• [Aim of the task]: In the entries below, work out how many lines include "Open", and write only that number.

• [Records provided]:
----------------------------------------

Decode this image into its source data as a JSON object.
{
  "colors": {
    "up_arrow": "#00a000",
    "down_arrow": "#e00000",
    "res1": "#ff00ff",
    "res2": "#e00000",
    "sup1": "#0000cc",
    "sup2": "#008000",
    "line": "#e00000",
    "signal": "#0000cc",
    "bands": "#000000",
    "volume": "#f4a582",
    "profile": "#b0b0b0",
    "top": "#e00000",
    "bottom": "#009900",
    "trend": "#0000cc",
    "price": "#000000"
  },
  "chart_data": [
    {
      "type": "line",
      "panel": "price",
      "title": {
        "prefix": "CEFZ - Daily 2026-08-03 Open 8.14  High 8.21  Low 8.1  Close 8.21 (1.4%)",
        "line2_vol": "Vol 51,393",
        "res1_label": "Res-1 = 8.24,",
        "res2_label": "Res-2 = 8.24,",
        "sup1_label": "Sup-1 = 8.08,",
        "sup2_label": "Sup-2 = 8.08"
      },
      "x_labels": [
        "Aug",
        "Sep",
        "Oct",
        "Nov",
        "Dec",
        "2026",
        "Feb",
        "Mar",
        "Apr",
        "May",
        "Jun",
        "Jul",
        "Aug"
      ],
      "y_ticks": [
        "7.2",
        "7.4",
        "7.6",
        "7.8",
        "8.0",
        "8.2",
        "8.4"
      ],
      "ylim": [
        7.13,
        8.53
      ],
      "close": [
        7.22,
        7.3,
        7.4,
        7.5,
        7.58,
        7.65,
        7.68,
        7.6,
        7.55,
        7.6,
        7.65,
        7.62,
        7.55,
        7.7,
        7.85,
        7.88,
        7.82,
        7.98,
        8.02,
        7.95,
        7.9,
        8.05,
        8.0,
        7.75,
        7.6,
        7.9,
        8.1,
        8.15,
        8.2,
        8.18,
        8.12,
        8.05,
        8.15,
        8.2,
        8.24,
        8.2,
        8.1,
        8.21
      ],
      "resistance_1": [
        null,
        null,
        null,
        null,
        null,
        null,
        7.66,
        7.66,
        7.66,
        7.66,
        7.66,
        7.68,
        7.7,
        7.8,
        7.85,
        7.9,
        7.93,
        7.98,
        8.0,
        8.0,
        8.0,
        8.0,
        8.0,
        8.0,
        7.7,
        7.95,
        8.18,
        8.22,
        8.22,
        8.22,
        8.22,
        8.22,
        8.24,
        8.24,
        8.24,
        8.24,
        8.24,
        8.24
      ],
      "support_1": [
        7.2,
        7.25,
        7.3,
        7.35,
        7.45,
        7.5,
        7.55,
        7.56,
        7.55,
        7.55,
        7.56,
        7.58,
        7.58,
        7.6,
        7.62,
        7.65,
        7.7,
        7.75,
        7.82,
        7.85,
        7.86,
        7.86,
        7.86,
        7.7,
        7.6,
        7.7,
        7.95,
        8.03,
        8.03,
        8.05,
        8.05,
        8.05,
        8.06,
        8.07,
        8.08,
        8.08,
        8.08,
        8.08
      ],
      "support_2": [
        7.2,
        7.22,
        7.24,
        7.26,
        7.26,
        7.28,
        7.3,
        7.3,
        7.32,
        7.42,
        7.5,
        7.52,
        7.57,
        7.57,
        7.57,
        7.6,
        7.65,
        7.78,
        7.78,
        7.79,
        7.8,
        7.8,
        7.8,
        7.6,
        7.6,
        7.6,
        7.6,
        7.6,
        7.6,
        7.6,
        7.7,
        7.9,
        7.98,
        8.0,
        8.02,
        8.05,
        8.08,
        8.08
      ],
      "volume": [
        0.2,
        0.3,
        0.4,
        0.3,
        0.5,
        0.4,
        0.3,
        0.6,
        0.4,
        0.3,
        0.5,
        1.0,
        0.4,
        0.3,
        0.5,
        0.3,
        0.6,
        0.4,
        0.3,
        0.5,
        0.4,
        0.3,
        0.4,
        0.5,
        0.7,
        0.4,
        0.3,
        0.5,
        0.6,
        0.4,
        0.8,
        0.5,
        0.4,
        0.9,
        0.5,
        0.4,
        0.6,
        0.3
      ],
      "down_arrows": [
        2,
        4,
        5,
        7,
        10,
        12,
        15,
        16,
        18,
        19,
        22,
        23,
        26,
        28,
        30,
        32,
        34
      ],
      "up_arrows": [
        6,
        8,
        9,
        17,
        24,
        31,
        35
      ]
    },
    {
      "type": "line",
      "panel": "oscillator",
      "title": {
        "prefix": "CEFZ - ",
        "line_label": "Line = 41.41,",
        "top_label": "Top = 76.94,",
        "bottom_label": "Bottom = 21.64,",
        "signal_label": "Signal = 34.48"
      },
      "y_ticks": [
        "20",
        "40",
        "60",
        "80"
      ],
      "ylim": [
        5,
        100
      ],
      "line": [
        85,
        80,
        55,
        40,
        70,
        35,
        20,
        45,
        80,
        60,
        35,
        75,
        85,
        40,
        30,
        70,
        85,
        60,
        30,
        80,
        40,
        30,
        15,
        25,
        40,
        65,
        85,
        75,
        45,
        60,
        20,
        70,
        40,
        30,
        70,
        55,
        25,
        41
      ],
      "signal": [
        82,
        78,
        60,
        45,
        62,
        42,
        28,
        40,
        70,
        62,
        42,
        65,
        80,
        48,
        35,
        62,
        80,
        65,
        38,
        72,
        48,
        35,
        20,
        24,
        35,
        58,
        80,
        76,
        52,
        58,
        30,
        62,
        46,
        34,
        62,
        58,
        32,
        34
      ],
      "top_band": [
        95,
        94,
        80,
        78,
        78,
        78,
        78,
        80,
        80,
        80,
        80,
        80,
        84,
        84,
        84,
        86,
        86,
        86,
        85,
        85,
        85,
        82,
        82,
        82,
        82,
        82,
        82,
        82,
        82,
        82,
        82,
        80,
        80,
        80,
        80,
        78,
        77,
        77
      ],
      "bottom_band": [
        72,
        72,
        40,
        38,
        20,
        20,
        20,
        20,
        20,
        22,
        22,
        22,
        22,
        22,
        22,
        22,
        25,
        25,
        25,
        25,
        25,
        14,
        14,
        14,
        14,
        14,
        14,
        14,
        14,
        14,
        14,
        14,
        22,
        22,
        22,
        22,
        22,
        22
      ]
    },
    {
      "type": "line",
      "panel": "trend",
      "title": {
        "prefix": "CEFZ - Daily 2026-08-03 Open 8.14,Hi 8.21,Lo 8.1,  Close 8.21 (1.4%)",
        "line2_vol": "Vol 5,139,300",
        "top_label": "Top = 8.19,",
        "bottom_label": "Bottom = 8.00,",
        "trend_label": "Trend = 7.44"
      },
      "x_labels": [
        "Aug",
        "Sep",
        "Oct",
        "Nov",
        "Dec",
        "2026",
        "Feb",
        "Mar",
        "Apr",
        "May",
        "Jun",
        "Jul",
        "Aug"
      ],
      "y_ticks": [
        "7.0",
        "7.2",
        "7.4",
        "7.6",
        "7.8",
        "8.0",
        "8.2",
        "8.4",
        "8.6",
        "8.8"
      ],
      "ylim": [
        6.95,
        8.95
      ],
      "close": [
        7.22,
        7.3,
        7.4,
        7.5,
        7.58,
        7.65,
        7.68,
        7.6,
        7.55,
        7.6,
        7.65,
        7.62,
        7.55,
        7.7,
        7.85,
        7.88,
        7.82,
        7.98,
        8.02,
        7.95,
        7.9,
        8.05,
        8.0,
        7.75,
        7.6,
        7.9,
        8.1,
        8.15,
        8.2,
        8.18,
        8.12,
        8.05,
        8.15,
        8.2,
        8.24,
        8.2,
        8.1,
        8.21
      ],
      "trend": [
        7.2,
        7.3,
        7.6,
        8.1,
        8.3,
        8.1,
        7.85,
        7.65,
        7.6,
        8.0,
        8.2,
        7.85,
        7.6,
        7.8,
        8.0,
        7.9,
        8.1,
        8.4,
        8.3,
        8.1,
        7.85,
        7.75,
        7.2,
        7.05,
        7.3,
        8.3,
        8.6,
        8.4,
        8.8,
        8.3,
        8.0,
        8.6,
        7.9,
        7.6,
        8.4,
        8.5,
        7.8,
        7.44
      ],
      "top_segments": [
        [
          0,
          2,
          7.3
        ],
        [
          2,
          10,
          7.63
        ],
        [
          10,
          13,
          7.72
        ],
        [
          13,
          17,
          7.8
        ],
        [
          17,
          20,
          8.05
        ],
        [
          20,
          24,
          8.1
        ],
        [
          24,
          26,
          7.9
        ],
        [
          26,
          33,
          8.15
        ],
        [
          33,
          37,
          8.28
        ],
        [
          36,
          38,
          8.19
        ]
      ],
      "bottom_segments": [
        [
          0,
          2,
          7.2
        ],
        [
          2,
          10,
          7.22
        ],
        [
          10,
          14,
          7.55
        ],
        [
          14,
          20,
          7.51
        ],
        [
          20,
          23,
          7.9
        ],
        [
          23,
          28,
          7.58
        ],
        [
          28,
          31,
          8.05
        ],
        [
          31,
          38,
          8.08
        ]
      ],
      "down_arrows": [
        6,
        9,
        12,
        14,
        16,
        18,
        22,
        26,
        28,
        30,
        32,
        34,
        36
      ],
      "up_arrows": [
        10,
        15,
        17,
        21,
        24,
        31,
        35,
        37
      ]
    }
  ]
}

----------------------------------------

• [Answer to this task]: 2